We had to present our finding with the working group, so a lot of workshop meetings, and we had to produce evidence from the little data that we had, because we just started so we had to produce evidence as strong as possible to make sure they can accept this evidence with the [government] department, the ministers.
After five years the proposal was accepted. The pangolin now is totally protected in my state, so it’s good for my state. And the good thing is that [other states will] follow. It’s good to see there is positive feedback from other states.
Mongabay: The pangolin was identified as a possible transmission source of COVID-19 from animals to humans, which was later shown to be untrue. Did this affect conservation efforts or change the public’s perception of the pangolin?
Elisa Panjang: I heard from my fellow pangolin researchers that people in the area became prejudiced against pangolins. There were incidents where people killed pangolins because the animal might spread diseases.

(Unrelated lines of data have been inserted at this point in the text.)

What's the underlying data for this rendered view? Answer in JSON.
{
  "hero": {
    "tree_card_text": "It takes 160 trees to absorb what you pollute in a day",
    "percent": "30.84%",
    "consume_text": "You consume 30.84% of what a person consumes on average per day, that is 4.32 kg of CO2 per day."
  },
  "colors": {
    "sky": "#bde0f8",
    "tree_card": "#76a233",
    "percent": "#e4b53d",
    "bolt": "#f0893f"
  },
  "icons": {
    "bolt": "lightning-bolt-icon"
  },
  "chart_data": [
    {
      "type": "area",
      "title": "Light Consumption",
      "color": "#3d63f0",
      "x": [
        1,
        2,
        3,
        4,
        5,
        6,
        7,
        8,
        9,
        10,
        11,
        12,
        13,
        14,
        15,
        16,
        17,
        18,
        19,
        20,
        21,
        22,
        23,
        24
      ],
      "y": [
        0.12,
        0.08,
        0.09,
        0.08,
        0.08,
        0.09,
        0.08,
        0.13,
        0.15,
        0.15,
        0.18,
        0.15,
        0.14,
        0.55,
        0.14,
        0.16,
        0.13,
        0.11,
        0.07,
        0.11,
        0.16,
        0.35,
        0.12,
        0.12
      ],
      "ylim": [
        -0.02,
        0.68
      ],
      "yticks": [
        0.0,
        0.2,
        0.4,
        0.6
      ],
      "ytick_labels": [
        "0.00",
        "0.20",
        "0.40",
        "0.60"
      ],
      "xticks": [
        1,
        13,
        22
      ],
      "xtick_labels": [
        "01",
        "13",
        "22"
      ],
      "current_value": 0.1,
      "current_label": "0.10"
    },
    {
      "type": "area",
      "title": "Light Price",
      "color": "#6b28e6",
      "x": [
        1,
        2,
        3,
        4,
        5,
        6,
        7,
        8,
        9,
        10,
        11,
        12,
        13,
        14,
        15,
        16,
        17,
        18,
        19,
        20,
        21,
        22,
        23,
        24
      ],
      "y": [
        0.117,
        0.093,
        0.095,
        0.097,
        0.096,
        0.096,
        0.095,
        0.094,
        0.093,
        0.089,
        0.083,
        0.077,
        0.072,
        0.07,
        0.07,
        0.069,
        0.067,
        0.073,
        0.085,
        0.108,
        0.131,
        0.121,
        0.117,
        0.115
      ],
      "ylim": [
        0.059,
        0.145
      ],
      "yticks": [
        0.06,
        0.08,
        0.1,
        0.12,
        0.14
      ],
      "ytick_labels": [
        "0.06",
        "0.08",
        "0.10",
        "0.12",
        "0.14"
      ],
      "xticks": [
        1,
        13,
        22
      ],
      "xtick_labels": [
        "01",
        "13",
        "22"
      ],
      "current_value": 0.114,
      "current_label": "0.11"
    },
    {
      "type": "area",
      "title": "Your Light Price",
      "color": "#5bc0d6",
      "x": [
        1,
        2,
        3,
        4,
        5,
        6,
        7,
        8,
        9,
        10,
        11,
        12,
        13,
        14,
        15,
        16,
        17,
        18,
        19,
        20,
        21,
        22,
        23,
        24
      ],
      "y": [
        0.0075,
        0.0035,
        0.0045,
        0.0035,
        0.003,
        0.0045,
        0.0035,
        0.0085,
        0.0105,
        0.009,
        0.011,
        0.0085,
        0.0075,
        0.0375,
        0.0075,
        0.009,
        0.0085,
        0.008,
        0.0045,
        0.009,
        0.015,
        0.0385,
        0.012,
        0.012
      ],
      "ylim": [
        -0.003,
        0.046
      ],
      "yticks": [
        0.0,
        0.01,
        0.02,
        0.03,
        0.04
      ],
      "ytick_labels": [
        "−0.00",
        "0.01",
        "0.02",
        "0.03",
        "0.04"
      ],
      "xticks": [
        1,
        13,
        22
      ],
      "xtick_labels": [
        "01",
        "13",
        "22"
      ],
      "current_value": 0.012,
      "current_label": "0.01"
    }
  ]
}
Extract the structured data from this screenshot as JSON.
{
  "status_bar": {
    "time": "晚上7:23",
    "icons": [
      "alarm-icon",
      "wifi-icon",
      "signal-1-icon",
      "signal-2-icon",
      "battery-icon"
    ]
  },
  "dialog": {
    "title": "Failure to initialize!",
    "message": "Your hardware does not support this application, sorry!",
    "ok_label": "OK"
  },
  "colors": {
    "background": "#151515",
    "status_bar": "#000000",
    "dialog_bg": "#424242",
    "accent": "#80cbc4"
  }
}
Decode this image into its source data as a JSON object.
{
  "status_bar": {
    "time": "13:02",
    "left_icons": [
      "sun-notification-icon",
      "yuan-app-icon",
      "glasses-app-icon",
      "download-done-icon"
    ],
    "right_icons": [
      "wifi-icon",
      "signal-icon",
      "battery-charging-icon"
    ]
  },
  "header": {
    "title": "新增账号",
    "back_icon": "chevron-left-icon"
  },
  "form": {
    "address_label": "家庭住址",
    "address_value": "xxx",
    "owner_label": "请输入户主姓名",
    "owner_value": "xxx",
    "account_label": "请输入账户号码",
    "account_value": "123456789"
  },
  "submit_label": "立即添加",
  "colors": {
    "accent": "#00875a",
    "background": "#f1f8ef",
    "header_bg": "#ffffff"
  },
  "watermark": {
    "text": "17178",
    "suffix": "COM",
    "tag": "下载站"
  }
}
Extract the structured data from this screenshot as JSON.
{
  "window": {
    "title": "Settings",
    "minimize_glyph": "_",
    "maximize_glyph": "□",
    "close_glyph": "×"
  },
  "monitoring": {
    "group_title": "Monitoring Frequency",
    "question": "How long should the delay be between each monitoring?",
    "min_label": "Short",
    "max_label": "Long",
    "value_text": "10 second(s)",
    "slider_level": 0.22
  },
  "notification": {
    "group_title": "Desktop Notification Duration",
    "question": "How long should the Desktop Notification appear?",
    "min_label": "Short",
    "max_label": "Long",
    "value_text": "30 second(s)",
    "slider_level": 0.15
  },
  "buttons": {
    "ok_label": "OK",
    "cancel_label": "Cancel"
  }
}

This happened in some parts of Africa.
And then I heard in some countries that more people are working together to ban the illegal wildlife trade. There are two sides of this news.
For me, what’s important is they need to continue to share reliable sources and then use this to educate people. It’s important for scientists and conservationists to use science evidence to share information with people.
Mongabay: You also do lot of community outreach and education. What are your goals in educating children and the community? Do they get to use any technology?
Elisa Panjang: My program is very easy. The goal of my education program with schoolchildren in rural schools and in urban areas is to teach children to love pangolins. For them, it’s very easy.
We organize activities that attract the students. For example, fun activities but at the same time, they learn about pangolins. It’s fun, they are not bored with these kinds of activities. The program’s goals are to educate them about the pangolin’s role in the ecosystem and that pangolins are being protected by the government, so telling them about the policy and how can they participate in pangolin conservation for my research in my area.
I engage with them, and then let them participate in my ongoing conservation so they can prove they can participate in camera-trapping fieldwork.
Mongabay: What positive outcomes have you seen so far in your outreach and education efforts?
Elisa Panjang: About 10 years ago, people didn’t know much about pangolins, at least in my country. And nowadays people are talking about pangolins everywhere, and there are “pangolin days” that they celebrate every year. And more people in my country contact wildlife rescue units to rescue pangolins. I see that increasing awareness, not only in my place, but also globally. I’m working with some international conservation NGOs, one of them is Save Pangolins, to educate people properly about pangolins. I am very happy to see this dramatic growth and increase of awareness in pangolins within these 10 years.
Mongabay: What’s next for you in your research and conservation work?
Elisa Panjang: Currently I am finishing my Ph.D. study at Cardiff University, and I am also working with the Danau Girang Field Centre as a pangolin conservation officer. I love my job very much. So, what is next for me? I want to continue doing research and education on pangolins. I want to open my own NGO after this and work with partners in my community to consult on pangolins, so I don’t think I will ever change my career.
Mongabay: Are you hopeful that we will be able to save the pangolin from extinction?
Elisa Panjang: Yes, I’m very hopeful. They are pangolin groups all over the world. It is OK that we are small, we are very dedicated.
Editor’s note: This story was supported by XPRIZE Rainforest as part of their five-year competition to enhance understanding of the rainforest ecosystem. In respect to Mongabay’s policy on editorial independence, XPRIZE Rainforest does not have any right to assign, review, or edit any content published with their support.